C.C., my sister and I are back to Vancouver today. Lee, Anne's husband is staying on the island to do some chores around the house and will return tomorrow with their two cats -- ferries are less busy on weekdays, he said. Which makes it easier on the kitties.
It has been a delightful sojourn here on Gabriola. An island of 5,000 people, it's laid back at the best of times. Over the New Year's weekend -- it almost goes into reverse. :)
And it is beautiful.
Yesterday, while Anne, Lee and C.C. explored Island places (C.C. has never been on Gabriola) I took the 1 o'clock ferry over to Nanaimo to visit a friend who has been in attendance at a rehab centre since early November.

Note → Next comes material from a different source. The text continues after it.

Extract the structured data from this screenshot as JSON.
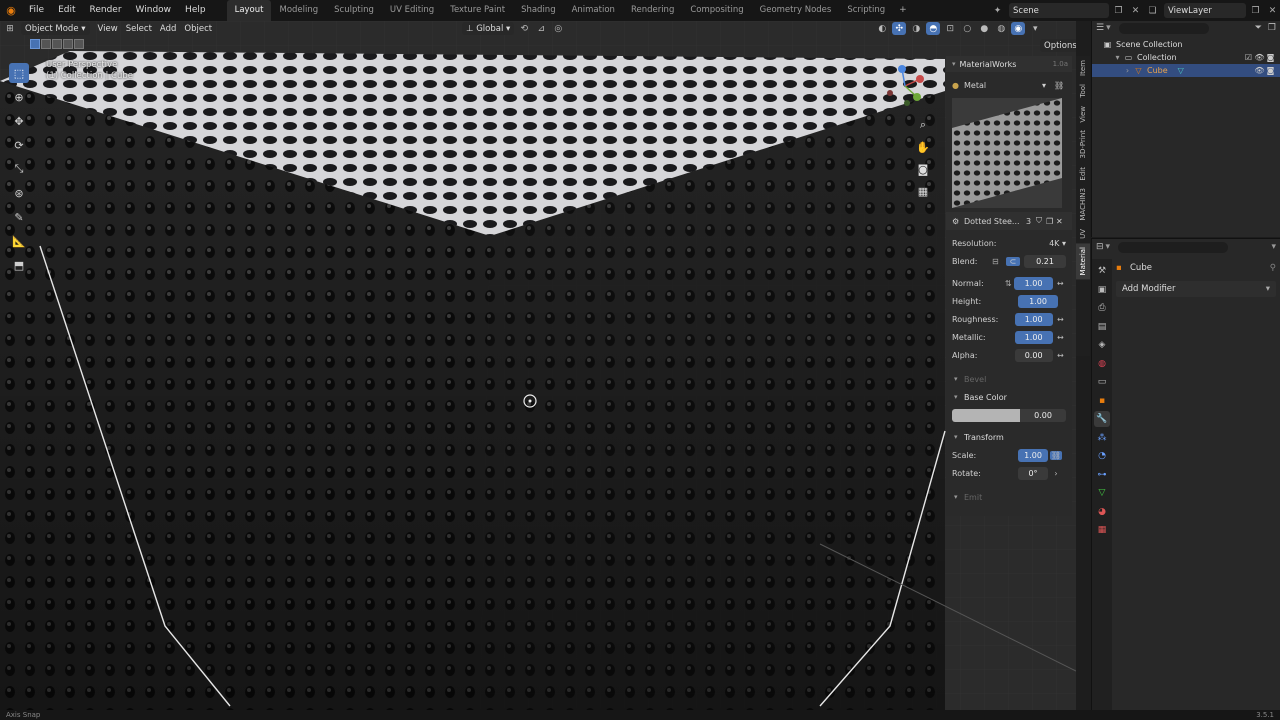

I am in awe of this friend. For the over 25 years I've known her, alcohol has been a dragon she's never willingly faced. And then, a series of circumstances caused her to pay attention -- and boy, has she paid attention.
"I have to take care of me," she told me. "I have to quit avoiding life and get into living it on my terms without fearing what others think."
We sat in the coffee shop at the centre yesterday and visited and laughed and teased each other. She is doing great. and I was grateful to have the opportunity to spend some time with her. She's chosen to remain at the centre after completing their initial 9 week program, even though it meant missing Christmas with her family.
"It was a really hard decision," she said. "But, I want to be well. I want to live without my addiction controlling my life. And to do that, I have to be will ing to make hard decisions."
Addict and muggles, as those on the 'outside' are called at the rehab centre by my friend's favorite counsellor, are always faced with 'hard decisions'. And most of us will do anything to avoid making them at times. For an addict, using is the route out. For muggles -- we use other coping mechanisms to avoid, the hard.
Leaving the DI, the homeless shelter where I worked until the end of the year, was a hard decision -- one I avoided making for almost a year. Not making the decision, putting it off, rationalizing why I stayed even when I knew the environment was becoming toxic to my health, was easier than saying, "I'm done. I'm leaving. I have to go."
And so I stayed, amidst growing dissatisfaction on my part for what was going on.
I rationalized my staying with reminders of how much I loved what I did, how much I loved the people, how important work was to me. And in my rationalization I avoided taking responsibility for my choice to stay, for holding onto something that was not healthy for me anymore.
It's hard to make hard decisions, yet, when we do... life opens up and opportunities appear and creativity abounds.
From being afraid of making the decision, to living in the wonder of life after the homeless shelter, I am in awe of how choosing to stay was what was holding me back from experiencing the joy of life 'on the other side'.
Like my friend yesterday, the decision to go to rehab was harder to make than being there. Now that she's there, her world is opening up with wonder. Her eyes are growing bigger with all the opportunities that are appearing on her path. Even when hard decisions appear on the path, she knows she can work through them when she stays true to her path and doesn't avoid 'doing the hard.'
I had an amazing day yesterday with a courageous and beautiful woman.
I am grateful for life out in the wide wide world beyond the shelter.
And maybe, I'll just call this post in honor of my friend Glynn at Faith. Fiction. Friends., (http://faithfictionfriends.blogspot.com) Pleasantly Disturbed Monday! :)
PS -- and an opportunty to make a difference presented itself quite naturally on the road to the ferry yesterday.
I wrote about it over at -- http://ayearofmakingadifference.wordpress.com